  • Notify school officials. Contact the college president and/or other high-ranking university officials in writing and request that they issue a strong public statement condemning the thefts that encourages law enforcement officials in their investigation, promises to appropriately discipline the thieves if caught and generally reaffirms the school’s commitment to free speech on campus. Their refusal or agreement to do so is news.
  • Set up a “Dumpster Patrol.” Search all university trash collection sites or other likely “dumping” locations. If copies are found, call for a photographer and the police to record the scene before removing them.

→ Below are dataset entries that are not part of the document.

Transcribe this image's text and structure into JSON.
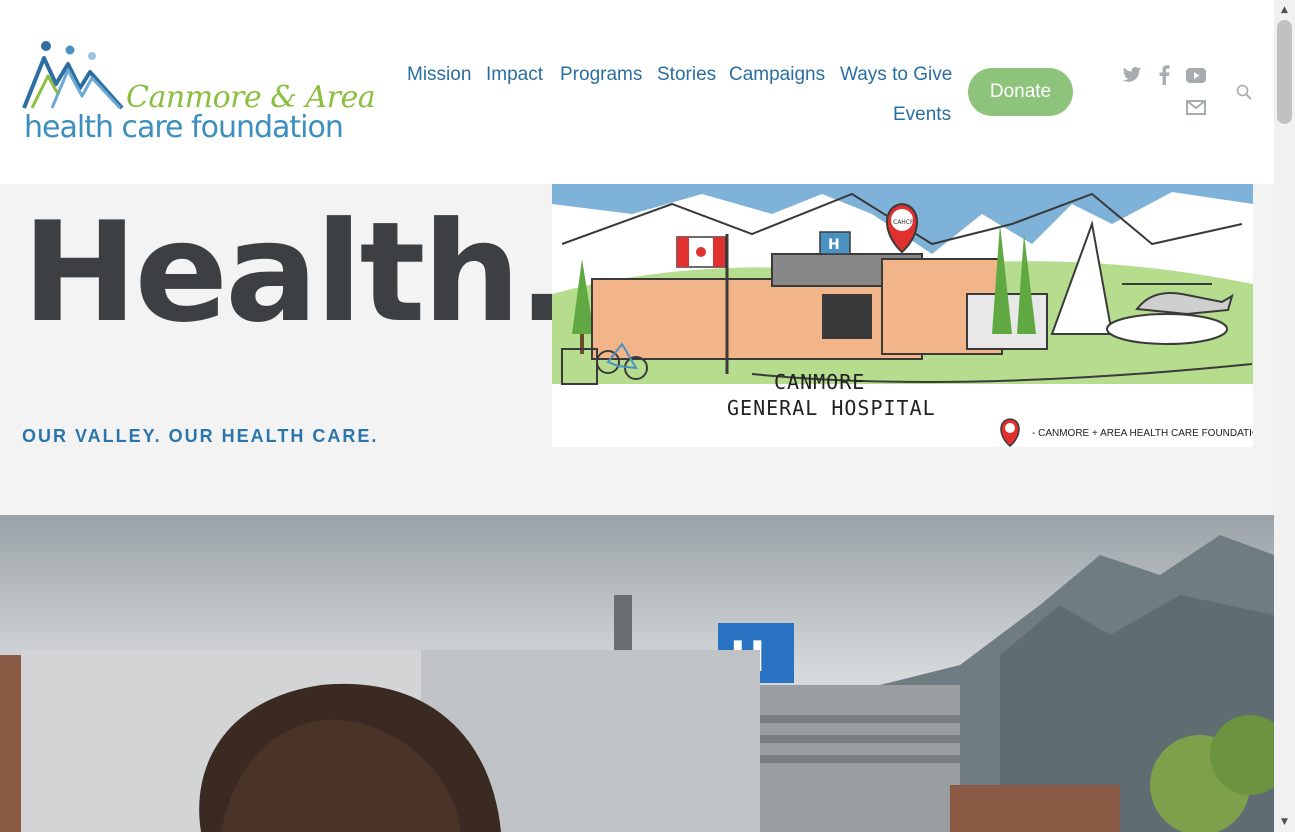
{
  "header": {
    "logo": {
      "line1": "Canmore & Area",
      "line2": "health care foundation"
    },
    "nav": [
      {
        "label": "Mission"
      },
      {
        "label": "Impact"
      },
      {
        "label": "Programs"
      },
      {
        "label": "Stories"
      },
      {
        "label": "Campaigns"
      },
      {
        "label": "Ways to Give"
      },
      {
        "label": "Events"
      }
    ],
    "donate_label": "Donate",
    "social_icons": [
      "twitter-icon",
      "facebook-icon",
      "youtube-icon",
      "email-icon"
    ],
    "search_icon": "search-icon"
  },
  "hero": {
    "heading": "Health.",
    "tagline": "OUR VALLEY. OUR HEALTH CARE.",
    "illustration": {
      "sign_line1": "CANMORE",
      "sign_line2": "GENERAL HOSPITAL",
      "pin_label": "CAHCF",
      "caption": "- CANMORE + AREA HEALTH CARE FOUNDATION"
    }
  },
  "colors": {
    "nav_blue": "#2a6ea1",
    "donate_green": "#8dc37a",
    "heading_gray": "#3d4042",
    "tagline_blue": "#2a76ac",
    "logo_green": "#8cbf3f",
    "logo_blue": "#3b8fbf"
  }
}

  • Alert local and state news media. Prepare a short press release for distribution. As with a news story, report only what you know and how you know it. Be careful about publishing unconfirmed reports about the identity or motivation of the thieves. Include information about how many copies were printed, the number of copies stolen, the cost to the publication, the response (or lack of response) of law enforcement and school officials. You may also want to include contact information for the Student Press Law Center to assist reporters who may want to obtain a national perspective of the serious problem of newspaper theft.
  • Inform your readers. Publish your own story — and perhaps an editorial– about the theft in the next issue of your publication.

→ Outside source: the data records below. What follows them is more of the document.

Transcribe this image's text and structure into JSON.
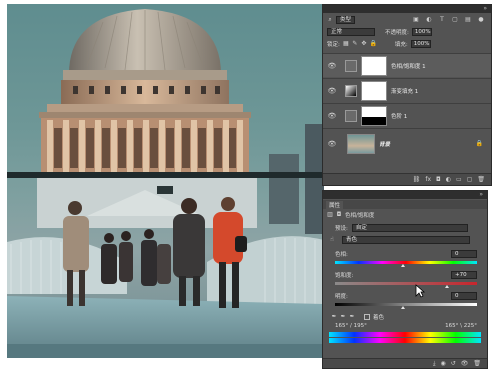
{
  "layers_panel": {
    "blend_mode_filter": "类型",
    "blend_mode": "正常",
    "opacity_label": "不透明度:",
    "opacity_value": "100%",
    "lock_label": "锁定:",
    "fill_label": "填充:",
    "fill_value": "100%",
    "layers": [
      {
        "name": "色相/饱和度 1",
        "selected": true
      },
      {
        "name": "渐变填充 1",
        "selected": false
      },
      {
        "name": "色阶 1",
        "selected": false
      },
      {
        "name": "背景",
        "selected": false
      }
    ]
  },
  "properties_panel": {
    "tab": "属性",
    "adjustment_title": "色相/饱和度",
    "preset_label": "预设:",
    "preset_value": "自定",
    "channel_value": "青色",
    "hue_label": "色相:",
    "hue_value": "0",
    "saturation_label": "饱和度:",
    "saturation_value": "+70",
    "lightness_label": "明度:",
    "lightness_value": "0",
    "colorize_label": "着色",
    "range_left": "165° / 195°",
    "range_right": "165° \\ 225°"
  },
  "accent_colors": {
    "panel_bg": "#535353",
    "titlebar": "#2e2e2e",
    "saturation_track": "#c8262d"
  }
}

  • Let us know. If you haven’t done so already, please report the theft to the Student Press Law Center. The SPLC is the nation’s leading authority on newspaper theft and the only group to consistently track such incidents. It is very important that we know about yours. Law enforcement and campus officials have sometimes refused to act, viewing a theft as an isolated “prank.” Help us remind them that there is nothing isolated or prankish about newspaper theft, that yours is part of a serious and threatening trend. Additionally, the SPLC can provide you with additional information and legal help in successfully prosecuting the theft of your publication.

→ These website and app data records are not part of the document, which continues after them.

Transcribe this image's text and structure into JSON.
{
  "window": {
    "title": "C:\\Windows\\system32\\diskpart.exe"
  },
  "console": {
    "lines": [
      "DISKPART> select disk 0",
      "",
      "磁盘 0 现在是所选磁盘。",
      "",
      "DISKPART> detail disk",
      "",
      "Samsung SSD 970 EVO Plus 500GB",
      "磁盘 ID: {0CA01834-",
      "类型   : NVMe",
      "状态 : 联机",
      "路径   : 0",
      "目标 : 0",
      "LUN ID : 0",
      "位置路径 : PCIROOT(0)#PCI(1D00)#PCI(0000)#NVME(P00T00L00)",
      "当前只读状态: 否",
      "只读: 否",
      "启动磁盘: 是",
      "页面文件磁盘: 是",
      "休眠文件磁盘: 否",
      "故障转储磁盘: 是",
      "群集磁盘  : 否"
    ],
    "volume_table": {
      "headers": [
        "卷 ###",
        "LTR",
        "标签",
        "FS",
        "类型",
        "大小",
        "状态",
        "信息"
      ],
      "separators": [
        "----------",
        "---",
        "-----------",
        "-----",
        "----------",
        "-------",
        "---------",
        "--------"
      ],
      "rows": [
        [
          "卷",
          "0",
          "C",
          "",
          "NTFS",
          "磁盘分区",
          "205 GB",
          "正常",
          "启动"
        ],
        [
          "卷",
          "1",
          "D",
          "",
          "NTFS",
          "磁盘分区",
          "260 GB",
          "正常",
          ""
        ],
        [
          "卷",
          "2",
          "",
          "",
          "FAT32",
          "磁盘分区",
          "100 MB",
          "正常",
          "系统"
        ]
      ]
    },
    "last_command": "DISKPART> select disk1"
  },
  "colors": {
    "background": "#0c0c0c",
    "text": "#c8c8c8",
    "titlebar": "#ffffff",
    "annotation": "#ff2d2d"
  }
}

Punishing Newspaper Thieves

  • Criminal prosecution. Possible charges include: larceny, petty theft, criminal mischief or destruction of property. Though not necessary to prosecute a theft, Maryland and Colorado have a specific state law making the taking of a free distribution newspaper a crime. Ultimately the decision to pursue criminal charges is up to the local prosecutor.
  • Campus disciplinary action. Even if there is insufficient evidence or grounds for criminal prosecution, newspaper thieves can be punished by campus officials for their misbehavior. While pursuing such punishment is also up to those issuing the discipline, student media can keep pressure on campus officials to take appropriate action and then follow up on the outcome.
  • Civil lawsuit for damages. This type of claim is solely in your hands and can be a way to recover financial losses suffered by the newspaper. Depending on the amount of loss (frequently a maximum of $2,500), student media may be able to pursue this claim on their own in small claims court for minimum cost and without the expense of an attorney. You will need to have carefully documented evidence of your losses. If small claims court is not an option, you will probably need to hire an attorney. The SPLC can discuss this option with you in more detail.
  • First Amendment claim. Newspaper theft is censorship. And if the perpertrator is a government official — which would include any public school administrator, employee or faculty member — he or she has likely violated the First Amendment and can be sued under applicable civil rights laws. That’s exactly what happened when former San Francisco police chief Richard Hongisto and two of his officers were successfully sued in 1994 for having seized approximately 2,000 copies of The Bay Times, a free weekly publication that had criticized Hongisto. Coming Up, Inc. v. San Francisco County, 92-CV-3714 (N.D. Calif. Sept. 16, 1994).